Grant A. Myers,
Daniel A. Gacek, Eric M. Peterson, Christopher B. Fox,
Joel M. Harris, and Stephan J. Stranick
The binding of glucagon-like peptide-1 (GLP-1) to a planar phospholipid bilayer is measured using single-molecule total internal reflection fluorescence microscopy. From several reports in the literature, GLP-1 has been shown to be a random coil in free solution, adopting a folded, α-helix conformation when intercalated into membrane environments. Single-molecule fluorescence measurements of GLP-1 binding to supported lipid bilayers show evidence of two populations of membrane-associated molecules having different residence times, suggesting weakly adsorbed peptides and strongly bound peptides in the lipid bilayer. The path to and from a strongly bound (folded, intercalated) state would likely include an adsorbed state as an intermediate, so that the resulting kinetics would correspond to a consecutive first-order reversible three-state model. In this work, the relationships between measured single-molecule residence times and the microscopic rates in a three-state kinetic model are derived and used to interpret the binding of GLP-1 to a supported lipid bilayer. The system of differential equations associated with the proposed consecutive-three state kinetics scheme is solved, and the solution is applied to interpret histograms of single-molecule, GLP-1 residence times in terms of the microscopic rates in the sequential two-step model. These microscopic rates are used to estimate the free energy barrier to adsorption, the fraction of peptides adsorbing to the membrane surface that successfully intercalate in the bilayer, the lifetime of inserted peptides in the membrane, and the free energy change of insertion into the lipid bilayer from the adsorbed state. The transition from a random coil in solution to a folded state in a membrane has been recognized as a common motif for insertion of membrane active peptides. Therefore, the relationships developed here could have wide application to the kinetic analysis of peptide–membrane interactions.

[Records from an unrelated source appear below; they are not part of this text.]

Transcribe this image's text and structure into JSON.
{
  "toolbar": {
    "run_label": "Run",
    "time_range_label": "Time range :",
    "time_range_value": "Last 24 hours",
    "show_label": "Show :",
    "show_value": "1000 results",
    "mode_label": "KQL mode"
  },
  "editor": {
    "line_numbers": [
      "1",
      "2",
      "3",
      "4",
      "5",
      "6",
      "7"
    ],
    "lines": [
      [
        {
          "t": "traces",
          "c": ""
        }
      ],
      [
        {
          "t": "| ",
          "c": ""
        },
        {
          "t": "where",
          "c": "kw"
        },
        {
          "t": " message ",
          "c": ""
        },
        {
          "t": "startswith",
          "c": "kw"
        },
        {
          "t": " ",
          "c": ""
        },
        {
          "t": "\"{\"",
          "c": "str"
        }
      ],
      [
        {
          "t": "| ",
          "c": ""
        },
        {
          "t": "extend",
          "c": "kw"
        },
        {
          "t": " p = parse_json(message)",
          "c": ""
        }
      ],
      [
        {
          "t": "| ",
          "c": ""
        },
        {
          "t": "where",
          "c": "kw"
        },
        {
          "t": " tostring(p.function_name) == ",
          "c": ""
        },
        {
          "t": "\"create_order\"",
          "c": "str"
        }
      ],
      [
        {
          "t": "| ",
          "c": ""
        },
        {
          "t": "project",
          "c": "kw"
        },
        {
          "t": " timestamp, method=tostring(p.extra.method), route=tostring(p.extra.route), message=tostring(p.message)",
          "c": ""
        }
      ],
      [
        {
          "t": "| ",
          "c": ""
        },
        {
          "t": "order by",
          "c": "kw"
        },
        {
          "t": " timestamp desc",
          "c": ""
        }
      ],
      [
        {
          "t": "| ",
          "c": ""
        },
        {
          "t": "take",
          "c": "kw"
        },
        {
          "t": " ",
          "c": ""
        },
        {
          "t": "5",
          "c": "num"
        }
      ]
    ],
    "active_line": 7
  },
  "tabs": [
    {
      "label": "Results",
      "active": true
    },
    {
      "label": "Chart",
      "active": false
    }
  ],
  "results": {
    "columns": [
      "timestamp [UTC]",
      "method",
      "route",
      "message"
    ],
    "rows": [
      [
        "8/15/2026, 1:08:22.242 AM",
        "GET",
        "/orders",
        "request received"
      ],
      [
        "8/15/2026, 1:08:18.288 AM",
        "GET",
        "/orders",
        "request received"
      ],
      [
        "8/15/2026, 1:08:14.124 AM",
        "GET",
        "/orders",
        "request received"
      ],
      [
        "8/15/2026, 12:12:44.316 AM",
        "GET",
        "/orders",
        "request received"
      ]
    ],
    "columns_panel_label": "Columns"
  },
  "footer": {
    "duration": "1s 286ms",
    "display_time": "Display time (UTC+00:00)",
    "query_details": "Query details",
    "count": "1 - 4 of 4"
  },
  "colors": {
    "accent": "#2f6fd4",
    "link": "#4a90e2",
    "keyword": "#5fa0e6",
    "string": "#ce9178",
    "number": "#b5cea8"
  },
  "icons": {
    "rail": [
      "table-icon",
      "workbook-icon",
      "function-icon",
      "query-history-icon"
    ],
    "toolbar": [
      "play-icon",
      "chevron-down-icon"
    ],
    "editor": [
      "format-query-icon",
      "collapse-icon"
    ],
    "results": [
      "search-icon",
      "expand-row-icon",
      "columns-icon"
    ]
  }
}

In future work at the National Institute of Standards and Technology, super-resolution coherent anti-Stokes Raman scattering (CARS) and structured illumination microscopies will be used to further characterize the interactions of molecules with supported lipid bilayers.